by Ambassador Hoang Chi Trung, Deputy Permanent Representative of the Socialist Republic of Viet Nam at the joint debate of the General Assembly 62nd Session on agenda item 79 (a) and (b): Oceans and the Law of the Sea
New York, 10th December 2007
The oceans and the seas are becoming more and more vital frontiers of our efforts for sustained economic growth and sustainable development. Since the historic entry into force of the United Nations Convention on the Law of the Sea in 1994, the United Nations Member States, most of whom are States Parties to the Convention, have made tireless efforts to enhance the management of the exploration and exploitation of the oceans and seas in the interests of mankind. My delegation, therefore, welcomes the opportunity to participate in this debate and attributes high significance to the topic under discussion.
My delegation takes note of the Report of the Secretary-General on the Oceans and the law of the sea, which had served as a good basis for the discussions at the 17th Meeting of UNCLOS States Parties and the 8th Meeting of the Open-Ended Informal Consultative Process on Oceans and the Law of the Sea in June this year. The comprehensive contents of the Report as well as the views expressed by the States at the two mentioned meetings show that there exist still many issues which deserve our serious attention and require further international cooperation for sustainable solutions.
The UNCLOS has, in effect, provided a comprehensive and sound international legal order for the oceans and seas, thus contributing to the strengthening of peace, security, cooperation and friendly relations among nations, in conformity with the principle of justice and equal rights. This Constitution of the Oceans is well known as a balanced package, in which competing interests had to be reconciled. It is in our common interest to try to preserve the integrity of the Convention.
The Government of Viet Nam attaches great importance and significance to the Convention and is always committed to respecting, in good faith and through concrete actions, its provisions.
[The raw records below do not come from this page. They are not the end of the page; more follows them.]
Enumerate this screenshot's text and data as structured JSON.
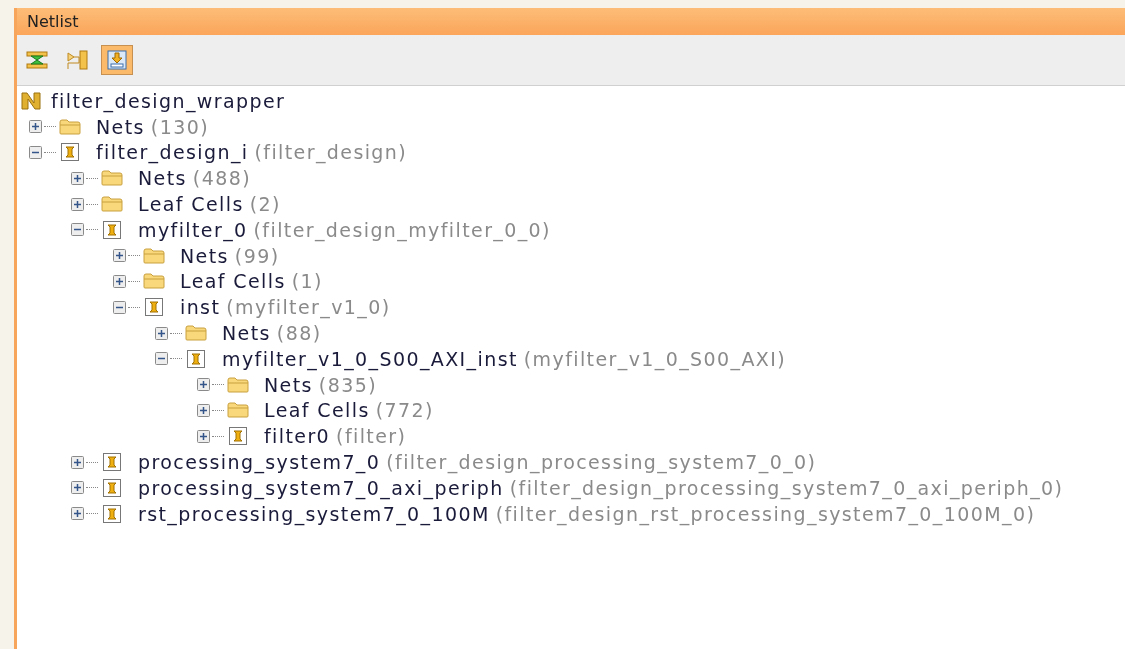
{
  "panel": {
    "title": "Netlist"
  },
  "toolbar": [
    {
      "kind": "collapse",
      "selected": false
    },
    {
      "kind": "schematic",
      "selected": false
    },
    {
      "kind": "autoexpand",
      "selected": true
    }
  ],
  "tree": {
    "label": "filter_design_wrapper",
    "kind": "netlist",
    "children": [
      {
        "label": "Nets",
        "detail": "(130)",
        "kind": "folder",
        "expanded": false
      },
      {
        "label": "filter_design_i",
        "detail": "(filter_design)",
        "kind": "cell",
        "expanded": true,
        "children": [
          {
            "label": "Nets",
            "detail": "(488)",
            "kind": "folder",
            "expanded": false
          },
          {
            "label": "Leaf Cells",
            "detail": "(2)",
            "kind": "folder",
            "expanded": false
          },
          {
            "label": "myfilter_0",
            "detail": "(filter_design_myfilter_0_0)",
            "kind": "cell",
            "expanded": true,
            "children": [
              {
                "label": "Nets",
                "detail": "(99)",
                "kind": "folder",
                "expanded": false
              },
              {
                "label": "Leaf Cells",
                "detail": "(1)",
                "kind": "folder",
                "expanded": false
              },
              {
                "label": "inst",
                "detail": "(myfilter_v1_0)",
                "kind": "cell",
                "expanded": true,
                "children": [
                  {
                    "label": "Nets",
                    "detail": "(88)",
                    "kind": "folder",
                    "expanded": false
                  },
                  {
                    "label": "myfilter_v1_0_S00_AXI_inst",
                    "detail": "(myfilter_v1_0_S00_AXI)",
                    "kind": "cell",
                    "expanded": true,
                    "children": [
                      {
                        "label": "Nets",
                        "detail": "(835)",
                        "kind": "folder",
                        "expanded": false
                      },
                      {
                        "label": "Leaf Cells",
                        "detail": "(772)",
                        "kind": "folder",
                        "expanded": false
                      },
                      {
                        "label": "filter0",
                        "detail": "(filter)",
                        "kind": "cell",
                        "expanded": false
                      }
                    ]
                  }
                ]
              }
            ]
          },
          {
            "label": "processing_system7_0",
            "detail": "(filter_design_processing_system7_0_0)",
            "kind": "cell",
            "expanded": false
          },
          {
            "label": "processing_system7_0_axi_periph",
            "detail": "(filter_design_processing_system7_0_axi_periph_0)",
            "kind": "cell",
            "expanded": false
          },
          {
            "label": "rst_processing_system7_0_100M",
            "detail": "(filter_design_rst_processing_system7_0_100M_0)",
            "kind": "cell",
            "expanded": false
          }
        ]
      }
    ]
  }
}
In applying the provisions of the Convention, we believe that not a single State Party can avoid differences or disputes with other States. That is why for us, exchanges of views for better mutual understanding and promoting cooperative projects in keeping with the provisions of the Convention have been considered preferable. In this spirit of cooperation and respect for the rule of law, Viet Nam has joined China and the ASEAN countries in implementing the Declaration of Conduct of the Parties in the South China Sea. The Vietnamese Government strongly believes that the successful realization of the DOC, particularly through the joint projects for marine scientific research and rescue of people and vessels in distress at sea that have been discussed among the DOC parties, will provide a more conducive environment for peace, stability and economic development in the region.
We share the assessment of many coastal states that enhancing maritime safety and security is vital for the development of international navigation and communication. We have, therefore, joined countries in our region to elaborate and bring into force the Regional Cooperation Agreement on Combating Piracy and Armed Robbery against Ships in Asia (ReCAAP). In implementation of this Agreement, Viet Nam is undertaking information sharing through the Information Sharing Centre in Singapore and developing other forms of cooperation with its members.
My Delegation has followed closely the negotiations of this Session’s draft resolutions on the Law of the Sea and Sustainable Fisheries. We are pleased to note that, in spite of numerous diverging views and concerns, which have made the negotiations very difficult and time consuming, we have managed to finalize the texts of the draft resolutions before us. My Delegation supports the adoption by the General Assembly of these resolutions.
I thank you, Mr. President.